"In the Skin of a Lion" is a documentary on the voyage from childhood to adulthood of Patrick Lewis. Michael Ondaatje describes this voyage with recollections of sensory memories. These recollections permit the reader to relate to Patrick, as these memories are both simple and realistic. Patrick's memories are often conjured up through touch, smell or color. The readers can not help but to imagine their own rendition with some of the imagery used in the book. This essay examines the use of moths and their colors within the imagery in the book "In the Skin of Lion"

The imagery of the moths is described using colors, textures and motions. Ondaatje uses colors such as "moth green", yellow, rust, browns, pink, and describes textures such as "rabbit fur", "papyrus textured", and "furred". Perhaps the most visual aspect of the moth imagery is that of the motion of the insects, which is used both as a description and a comparison. Moths appearing on the screen one night are described as those that "have seen this one lighted room and traveled towards it. A summer night's inquiry." (9). In the Garden of the Blind, Patrick observes the blind woman's remaining eye "darting", "moving with delight", "and alighting", all easily visualized. Later in the story, Carvaggio watches a woman in the boathouse. "In this light, and with all the small panes of glass around here, she was inside a diamond, mothlike on the edge of burning kerosene, caught in the center of all the facets" (198).

Moths are part of the insect imagery in the book. These insects formed part of Patrick social network as they served as a form of communication for him. His father being a man "withdrawn from the world" raised Patrick and with no mention of a mother, any siblings or school friends, we can imagine the solitude Patrick lived in. Perhaps the moths are more of an interest to Patrick (than other insects) because of his day to day living. Working around the farm during the day he might not have developed an eye for them, or had the time to stop and examine them. During the evening when chores where done and his life was quiet, the insects attracted to the light were naturally of interest to him. These strangers coming from beyond Patrick's borders. Patrick is defining his world through these experiences. As Patrick receiving very little defining knowledge from his father, he begins to set his own definitions of the world around him. It is his sense of wonder that moves him on his journey.

There is an instance of parallel imagery or imagery within imagery. The moths are attracted to the light of the kitchen and Patrick is attracted to the school atlas. They both have the same inquisitive nature. We're not told of the attraction to the atlas other than the allure of the exotic place names. Later, Patrick is attracted to the skaters on "his" pond. These attractions are all similar to the moths being attracted across the summer fields. Patrick is drawn to the lights, and then once he discovers that the lights are actually people, the attraction turns to one of a social nature.

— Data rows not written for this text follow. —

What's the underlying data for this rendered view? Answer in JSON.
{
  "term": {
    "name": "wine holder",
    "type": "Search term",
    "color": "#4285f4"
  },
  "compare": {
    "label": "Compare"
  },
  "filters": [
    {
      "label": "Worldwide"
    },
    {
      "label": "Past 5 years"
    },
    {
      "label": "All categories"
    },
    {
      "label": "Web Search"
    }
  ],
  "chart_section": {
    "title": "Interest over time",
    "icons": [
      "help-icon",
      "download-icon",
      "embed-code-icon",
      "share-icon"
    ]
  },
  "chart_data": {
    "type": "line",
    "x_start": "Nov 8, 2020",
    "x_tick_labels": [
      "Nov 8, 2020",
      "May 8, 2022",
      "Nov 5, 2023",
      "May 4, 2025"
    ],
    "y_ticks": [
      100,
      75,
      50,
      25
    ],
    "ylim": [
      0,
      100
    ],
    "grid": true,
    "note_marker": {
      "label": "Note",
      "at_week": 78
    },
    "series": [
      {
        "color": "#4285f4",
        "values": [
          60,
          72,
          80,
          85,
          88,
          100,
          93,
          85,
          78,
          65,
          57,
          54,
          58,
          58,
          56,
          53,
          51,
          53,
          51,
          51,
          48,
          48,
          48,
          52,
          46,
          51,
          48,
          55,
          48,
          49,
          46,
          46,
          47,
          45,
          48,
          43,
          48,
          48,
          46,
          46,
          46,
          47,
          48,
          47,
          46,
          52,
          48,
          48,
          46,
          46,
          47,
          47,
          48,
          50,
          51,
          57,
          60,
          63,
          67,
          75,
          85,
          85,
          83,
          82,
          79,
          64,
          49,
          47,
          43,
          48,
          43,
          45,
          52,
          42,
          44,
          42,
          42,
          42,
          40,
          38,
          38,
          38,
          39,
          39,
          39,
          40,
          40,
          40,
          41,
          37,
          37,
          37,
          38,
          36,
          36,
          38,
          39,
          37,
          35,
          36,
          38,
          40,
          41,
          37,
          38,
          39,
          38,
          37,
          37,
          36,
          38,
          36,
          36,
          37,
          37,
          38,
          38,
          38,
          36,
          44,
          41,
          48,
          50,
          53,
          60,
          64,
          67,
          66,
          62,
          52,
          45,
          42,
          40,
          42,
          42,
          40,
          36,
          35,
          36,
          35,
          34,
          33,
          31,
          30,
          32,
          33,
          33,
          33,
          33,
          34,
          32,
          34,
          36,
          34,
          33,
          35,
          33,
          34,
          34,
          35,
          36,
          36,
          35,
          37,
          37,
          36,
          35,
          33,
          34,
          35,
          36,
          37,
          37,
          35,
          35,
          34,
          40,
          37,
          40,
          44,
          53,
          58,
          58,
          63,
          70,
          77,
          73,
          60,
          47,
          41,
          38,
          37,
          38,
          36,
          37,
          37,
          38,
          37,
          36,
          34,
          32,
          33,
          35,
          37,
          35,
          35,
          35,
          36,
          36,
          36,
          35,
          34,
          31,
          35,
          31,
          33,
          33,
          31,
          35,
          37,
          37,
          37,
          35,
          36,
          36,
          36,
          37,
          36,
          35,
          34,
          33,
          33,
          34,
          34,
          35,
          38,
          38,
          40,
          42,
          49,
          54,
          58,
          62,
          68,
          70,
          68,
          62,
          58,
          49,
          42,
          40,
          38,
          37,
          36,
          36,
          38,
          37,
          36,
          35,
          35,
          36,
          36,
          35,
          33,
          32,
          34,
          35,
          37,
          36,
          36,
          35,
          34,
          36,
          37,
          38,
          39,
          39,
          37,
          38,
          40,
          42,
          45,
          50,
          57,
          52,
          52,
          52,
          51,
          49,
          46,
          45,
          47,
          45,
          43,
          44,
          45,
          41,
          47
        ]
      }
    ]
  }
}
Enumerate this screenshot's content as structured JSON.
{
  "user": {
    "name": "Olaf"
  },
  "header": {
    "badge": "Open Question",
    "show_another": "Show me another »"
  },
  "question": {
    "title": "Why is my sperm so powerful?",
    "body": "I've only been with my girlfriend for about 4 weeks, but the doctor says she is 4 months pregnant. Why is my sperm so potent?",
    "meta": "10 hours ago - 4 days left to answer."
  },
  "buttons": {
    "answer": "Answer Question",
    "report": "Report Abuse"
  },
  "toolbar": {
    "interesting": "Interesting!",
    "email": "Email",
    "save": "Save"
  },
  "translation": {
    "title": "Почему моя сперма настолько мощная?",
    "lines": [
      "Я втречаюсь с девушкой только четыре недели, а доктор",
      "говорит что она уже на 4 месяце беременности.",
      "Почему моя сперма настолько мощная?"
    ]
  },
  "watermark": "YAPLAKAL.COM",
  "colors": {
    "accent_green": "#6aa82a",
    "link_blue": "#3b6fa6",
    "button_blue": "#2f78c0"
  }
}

Ondaatje constructs the imagery in two parts. He makes an initial reference to it, then returns to it with more detail. This linking effect makes the reader realize how important it is to Patrick because of how physical in nature the memory is in terms of color and texture. In the first part of the book, "Little Seeds" there is a single reference to the lunar moth. Later in the story color triggers a vivid recollection of his memories of this, his favourite moth. The value in this memory is not so much it was just a moth, but the fact he recalls the texture, the color, and the motion. Very small details of this insect relay to the reader the importance of this memory, and how important the situation must have been for Patrick to remember these minute details.

"In the Skin of the Lion" is being told in third person. This gives the reader a view of Patrick's thoughts. We see that his very sensory as a person. He is able to retain within his